Problem 5B: Damani-Pravelka Foreclosure

[1. notice of default & cure; notice of acceleration]

2. appointment of substitute t’ee

3. request to act

[4. notice of sale]

5. affidavit of notice & posting

6. (orally): conduct of the sale--various sub-steps

7. substitute trustee’s deed

equity of redemption
equity of redemption

1. comm l: mtg conveys seisin; absolute deed; repay by law day = defeasance of deed

2. common l vs. equity: competition; “no adequate remedy/law”

3. “equity of redemptn”: petition to set aside deed or reconvey, if mortg pd, even if not in conformty/mortg

4. uncertainty clouded lender’s title

5. equity responded: “strict” foreclosure (=foreclosure of equity/redemp)

6. lender’s effort to prevent equity of redemp; e.g., initial waiver

7. equity responded: “clogging” equity/redemp prohibited

8. today: foreclosure process set by law; instrument can’t avoid, if a mortg

equity of redemption emanuel v bankers trust
equity of redemption: Emanuel v. Bankers Trust

1. Florida’s equity of redemption

a. final judgment of foreclosure (not really “final”)

b. judgment sets date of sale

c. sale by auction

d. [objections; confirmation--not done here]
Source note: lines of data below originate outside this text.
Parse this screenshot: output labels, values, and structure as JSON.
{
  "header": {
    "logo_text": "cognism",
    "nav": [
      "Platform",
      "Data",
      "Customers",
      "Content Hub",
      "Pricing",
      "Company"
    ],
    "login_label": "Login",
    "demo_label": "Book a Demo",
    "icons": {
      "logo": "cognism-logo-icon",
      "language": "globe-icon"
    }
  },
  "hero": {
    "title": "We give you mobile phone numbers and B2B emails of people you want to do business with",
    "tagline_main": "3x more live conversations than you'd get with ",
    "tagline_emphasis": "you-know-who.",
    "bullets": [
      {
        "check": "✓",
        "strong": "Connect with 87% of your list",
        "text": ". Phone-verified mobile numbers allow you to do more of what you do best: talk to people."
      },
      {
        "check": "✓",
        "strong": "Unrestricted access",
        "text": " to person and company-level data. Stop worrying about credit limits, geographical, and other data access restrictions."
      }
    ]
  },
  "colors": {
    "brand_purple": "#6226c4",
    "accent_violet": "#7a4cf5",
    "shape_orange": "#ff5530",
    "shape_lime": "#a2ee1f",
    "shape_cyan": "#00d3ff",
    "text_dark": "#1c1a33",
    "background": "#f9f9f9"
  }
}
e. equity/redemp still exists, until

f. cutoff: certificate of sale creates “strict foreclosure”

2. here, judge extended 10 days (because no confirmation?)

3. Why? (trying to be “nice guy”?)

4. extension was illegal: statute is clear; strict foreclosure upon certif.


1. contrast foreclosure “when gavel falls”

2. Is the “gavel-falls” rule better?

wrongful foreclosure hwang v stearns
wrongful foreclosure:Hwang v. Stearns

1. notice posted → damage

2. not in default

a. Stearns evidently miscalculated debt (scary!)

b. arrears of taxes not considered–not in deed of trust; not in notice

3. ct decides std is strict liability, not negligence. why? (a “property” claim)


1. an “honest mistake” exception: should it exist?

2. deed of trust document should cover taxes; why?

liens arising by operation of law
liens arising by operation of law

1. “purchase money” or “vendor’s” lien—direct financing by lienholder (not a loan). Arises automatically.

Chrissikos v. Chrissikos: father paid, directly to seller, for home for son & daughter-in-law.

Notes: a careful real estate lawyer will want the vendor’s lien to be express on the face of the documents. (Why? Public record!)

[2. construction liens (“mechanics”; materialmen’s liens)]

[3. other types]

bad loan bargain or predatory lending
Bad Loan Bargain . . . or . . . Predatory Lending?

- Types

- Solutions (Are there good solutions?)

Possible Disaster:

  • Current loan practices may lead to inability to pay
  • Widespread “walk-aways”
  • Collapse
  • Solutions?
    • Private incentives
    • Regulation of mortg terms
    • Regulation making foreclosure harder (or easier)?
problem 5c pravelka damani assumption sale
Problem 5C: Pravelka-Damani Assumption Sale

1. complete the assumption deed (how differ from non-assumption?)

2. not the subject-to deed (why not?)

3. complete deed of trust to secure assumption: purchasers grant security interest to sellers. Why?

4. preparing the DTSA

5. due diligence w/lender:a. verify balance; b. and nondefault; c. and due on sale; d. obtain “estoppel letter”